Well, you're correct in noting that using ultrasound to determine what a given liver lesion is the least accurate imaging mode. But it still does provide a good amount of information that, when combined with your other data, can give your doctor a pretty good idea about what's up.
One very important thing to keep in mind is that liver lesions, found in people without advanced liver disease (end-stage fibrosis/cirrhosis), are almost always benign. Primary liver cancers, in healthy liver patients, are extremely rare. And if a malignant tumor is found within a healthy liver, it is usually a metastasis lesion. This is why your radiologist included the note "In the absence of malignancy" in your report. And, since your primary doctor knows your current/past history, he concluded your lesions are very likely benign (I assume you don't have another form of cancer, hopefully!).
As you also noted, hemangiomas are benign, so there isn't anything to be concerned about. The standard practice is to simply monitor them for a short period of time. But you could talk to your doctor and have them use a CT or MRI for your next imaging scan, likely in 6 months to a year. If it was me, I'd like to have the different imaging modality, just for the extra data it can provide, especially since they'll be wanting to do a followup imaging procedure anyway. It will be a little more money though.
If a benign lesion were to get to bigger and it started to cause some compressive effects on the surrounding liver tissue, this will show up in your blood work. Your liver enzymes (alt,ast) would likely show a small elevation, especially your alkaline phosphatase (alp). But this would be very unlikely, hemangiomas aren't generally naughty.
I appreciate you comment. That actually really does put me at ease. I have never been diagnosed with any other form of cancer. I had a call into the doctor to ask about this, and they basically said the same thing you just did. I am much much more at ease now. I was just worried about the "In absence of malignancy" line because I didn't really understand what it meant. Now knowing what it means is much easier on my mind. Especially since I don't really have any other liver symptoms.

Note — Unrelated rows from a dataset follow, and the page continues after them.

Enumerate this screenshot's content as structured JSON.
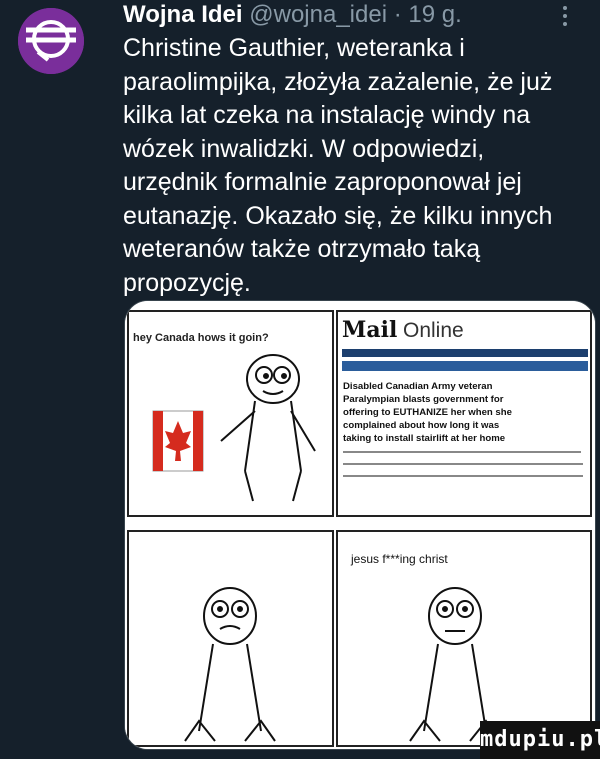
{
  "tweet": {
    "author_name": "Wojna Idei",
    "author_handle": "@wojna_idei",
    "separator": " · ",
    "time": "19 g.",
    "text": "Christine Gauthier, weteranka i paraolimpijka, złożyła zażalenie, że już kilka lat czeka na instalację windy na wózek inwalidzki. W odpowiedzi, urzędnik formalnie zaproponował jej eutanazję. Okazało się, że kilku innych weteranów także otrzymało taką propozycję."
  },
  "comic": {
    "panel1_caption": "hey Canada hows it goin?",
    "logo_mail": "Mail",
    "logo_online": "Online",
    "headline_lines": [
      "Disabled Canadian Army veteran",
      "Paralympian blasts government for",
      "offering to EUTHANIZE her when she",
      "complained about how long it was",
      "taking to install stairlift at her home"
    ],
    "panel4_caption": "jesus f***ing christ"
  },
  "watermark": "mdupiu.pl",
  "colors": {
    "background": "#15202b",
    "secondary_text": "#8899a6",
    "avatar_bg": "#7a2e9b",
    "flag_red": "#d52b1e"
  }
}
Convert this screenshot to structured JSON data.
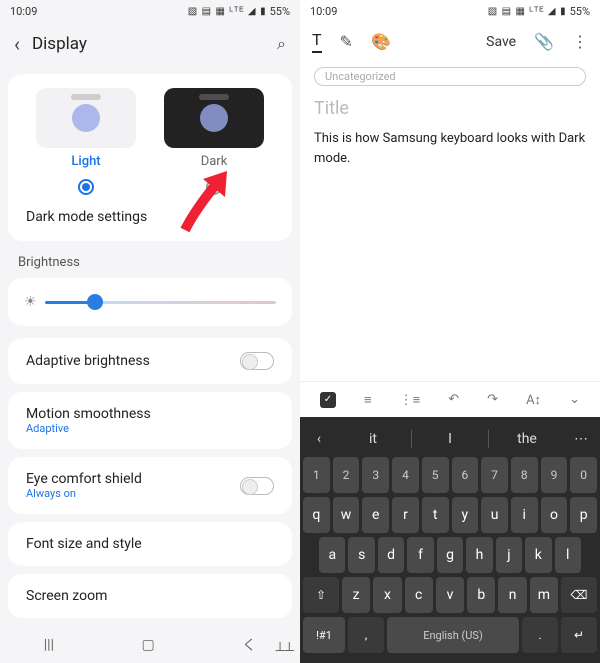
{
  "status": {
    "time": "10:09",
    "battery": "55%",
    "net_icons": "▧ ▤ ▦ ᴸᵀᴱ ◢ ▮"
  },
  "left": {
    "title": "Display",
    "theme": {
      "light_label": "Light",
      "dark_label": "Dark",
      "selected": "light"
    },
    "dark_mode_settings": "Dark mode settings",
    "brightness_label": "Brightness",
    "items": {
      "adaptive": "Adaptive brightness",
      "motion": {
        "title": "Motion smoothness",
        "sub": "Adaptive"
      },
      "eye": {
        "title": "Eye comfort shield",
        "sub": "Always on"
      },
      "font": "Font size and style",
      "zoom": "Screen zoom"
    }
  },
  "right": {
    "save": "Save",
    "category": "Uncategorized",
    "title_placeholder": "Title",
    "note_text": "This is how Samsung keyboard looks with Dark mode."
  },
  "keyboard": {
    "suggestions": [
      "it",
      "I",
      "the"
    ],
    "row_num": [
      "1",
      "2",
      "3",
      "4",
      "5",
      "6",
      "7",
      "8",
      "9",
      "0"
    ],
    "row_top": [
      "q",
      "w",
      "e",
      "r",
      "t",
      "y",
      "u",
      "i",
      "o",
      "p"
    ],
    "row_mid": [
      "a",
      "s",
      "d",
      "f",
      "g",
      "h",
      "j",
      "k",
      "l"
    ],
    "row_bot": [
      "z",
      "x",
      "c",
      "v",
      "b",
      "n",
      "m"
    ],
    "shift": "⇧",
    "backspace": "⌫",
    "sym": "!#1",
    "comma": ",",
    "space_label": "English (US)",
    "period": ".",
    "enter": "↵"
  }
}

I did previously have an US and in that they had mentioned my liver was enlarged, but went to the GI and he said since I was a big person (6'4" 220lbs) that mine is probably just bigger to begin with. He was not concerned. I do not have access to results of that US to know if they noticed the lesions then or not.

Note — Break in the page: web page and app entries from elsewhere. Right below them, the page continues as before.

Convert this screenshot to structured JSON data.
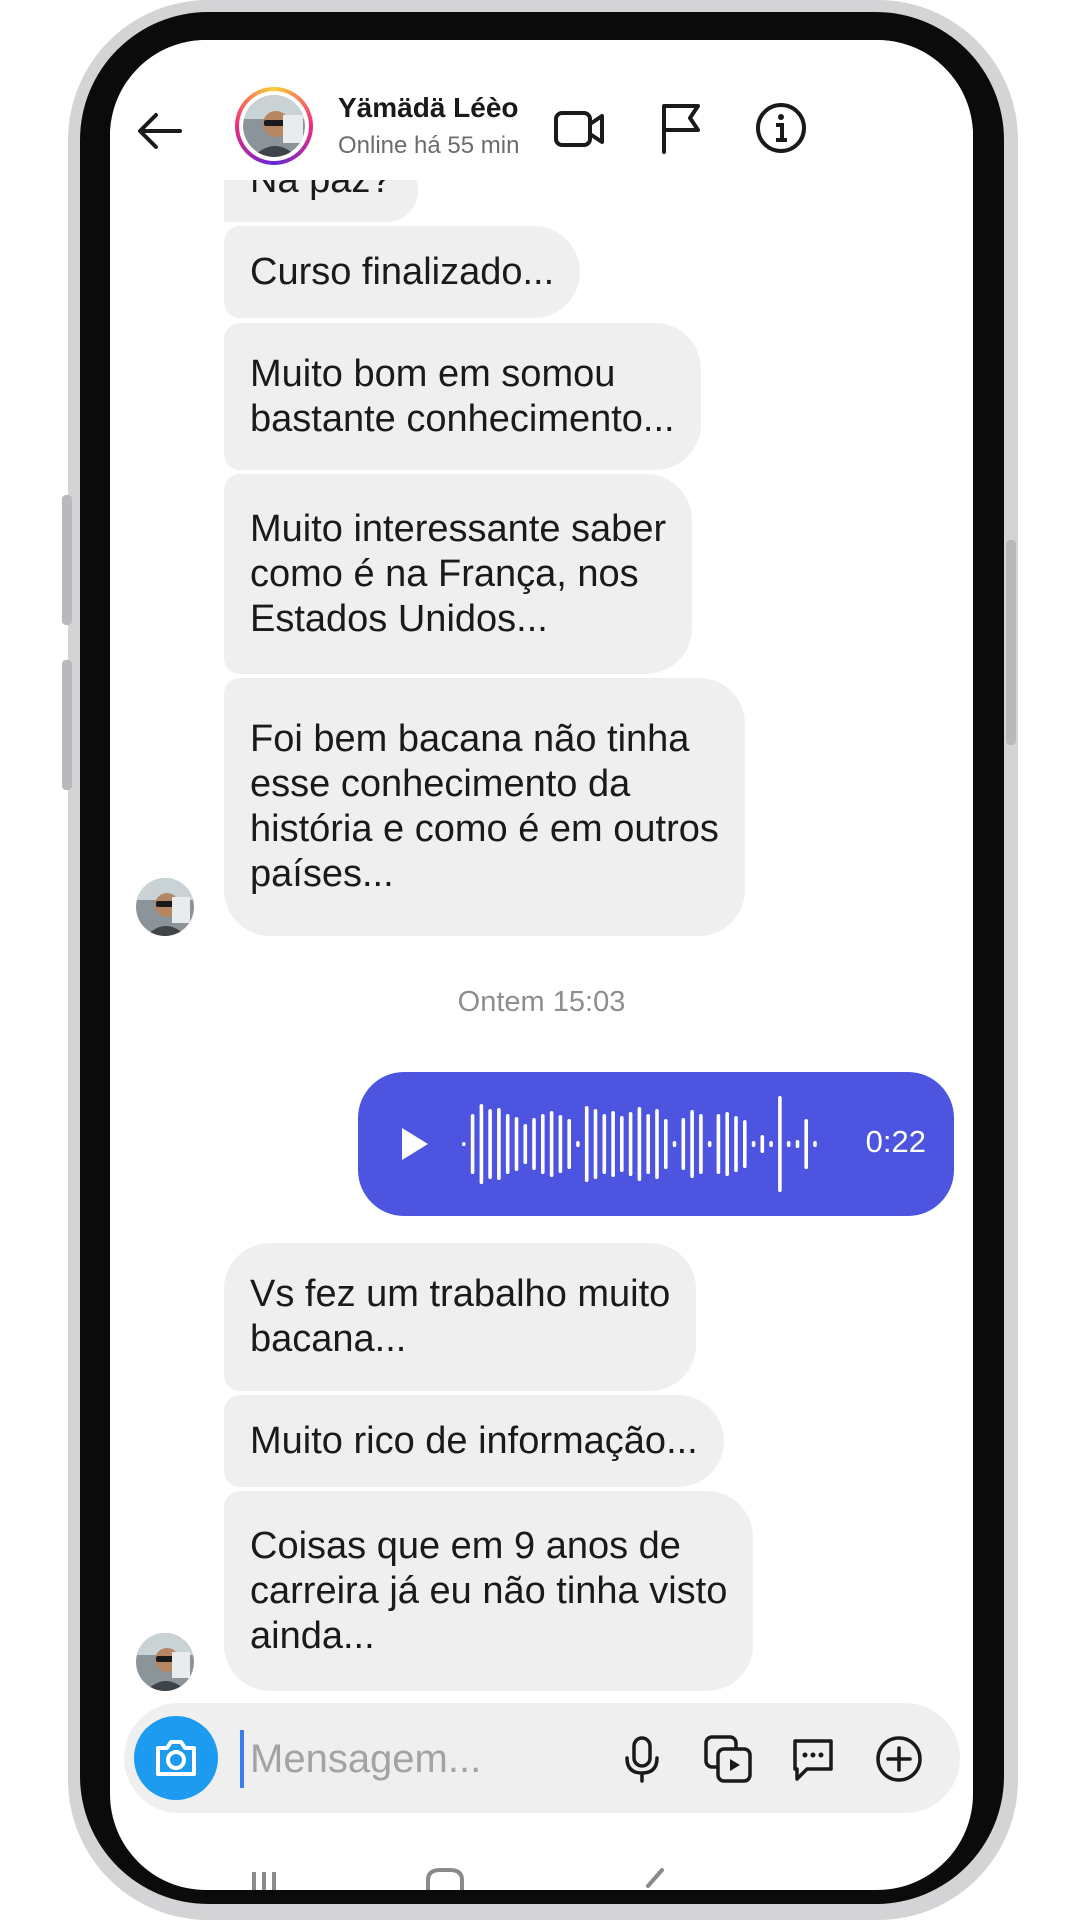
{
  "contact": {
    "name": "Yämädä  Léèo",
    "status": "Online há 55 min"
  },
  "messages_before": [
    {
      "lines": [
        "Na paz?"
      ]
    },
    {
      "lines": [
        "Curso finalizado..."
      ]
    },
    {
      "lines": [
        "Muito bom em somou",
        "bastante conhecimento..."
      ]
    },
    {
      "lines": [
        "Muito interessante saber",
        "como é na França, nos",
        "Estados Unidos..."
      ]
    },
    {
      "lines": [
        "Foi bem bacana não tinha",
        "esse conhecimento da",
        "história e como é em outros",
        "países..."
      ]
    }
  ],
  "timestamp": "Ontem 15:03",
  "voice_message": {
    "duration": "0:22"
  },
  "messages_after": [
    {
      "lines": [
        "Vs fez um trabalho muito",
        "bacana..."
      ]
    },
    {
      "lines": [
        "Muito rico de informação..."
      ]
    },
    {
      "lines": [
        "Coisas que em 9 anos de",
        "carreira já eu não tinha visto",
        "ainda..."
      ]
    }
  ],
  "composer": {
    "placeholder": "Mensagem..."
  },
  "colors": {
    "sent_bubble": "#4d55e0",
    "received_bubble": "#efefef",
    "camera_button": "#1d9bf0",
    "text": "#1a1a1a"
  },
  "icons": {
    "header": [
      "back-arrow-icon",
      "video-call-icon",
      "flag-icon",
      "info-icon"
    ],
    "composer": [
      "camera-icon",
      "microphone-icon",
      "gallery-icon",
      "sticker-chat-icon",
      "plus-icon"
    ]
  }
}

I also had blood work done one evening when I went to the ER for what turned out to be anxiety. Which was just in June and the liver stuff was all within the correct range. Although the AST (SGOT) appears to be considerably higher than it was in my previous 4 blood tests (which the last one prior to this one was 2011). It was 28 compared to being 10, 10, 13, 13. Not sure if that is significant for anything or not.

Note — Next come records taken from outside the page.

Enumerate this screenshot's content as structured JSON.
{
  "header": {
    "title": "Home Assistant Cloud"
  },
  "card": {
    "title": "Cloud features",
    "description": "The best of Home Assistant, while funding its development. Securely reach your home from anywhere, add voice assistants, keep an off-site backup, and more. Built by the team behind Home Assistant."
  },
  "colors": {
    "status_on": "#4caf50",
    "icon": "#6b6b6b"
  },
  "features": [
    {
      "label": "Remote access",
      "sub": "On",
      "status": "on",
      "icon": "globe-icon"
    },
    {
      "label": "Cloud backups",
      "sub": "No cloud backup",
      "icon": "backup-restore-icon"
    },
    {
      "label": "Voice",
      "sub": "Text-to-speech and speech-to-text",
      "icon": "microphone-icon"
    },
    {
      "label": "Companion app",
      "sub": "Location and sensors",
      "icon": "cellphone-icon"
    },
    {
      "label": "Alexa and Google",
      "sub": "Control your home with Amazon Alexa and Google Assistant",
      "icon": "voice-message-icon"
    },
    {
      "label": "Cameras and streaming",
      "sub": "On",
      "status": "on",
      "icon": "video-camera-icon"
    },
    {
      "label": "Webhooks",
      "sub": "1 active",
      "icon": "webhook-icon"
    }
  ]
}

I am much less concerned now though about the possibility of it being malignant. I am following up with the doctor through the phone though just to verify that any other tests aren't necessary. Also I know drinking is bad for your liver no matter what, but will it cause any complications if I have a few drinks from time to time with these? I am planning on asking the doctor as well, but you seem pretty well versed on the liver so thought I would ask here too.
You can have a few drinks without worry. Your liver is very healthy and your hemangiomas will not be adversely affected by the alcohol. Obviously moderation is always the key in maintaining a healthy liver. Have fun!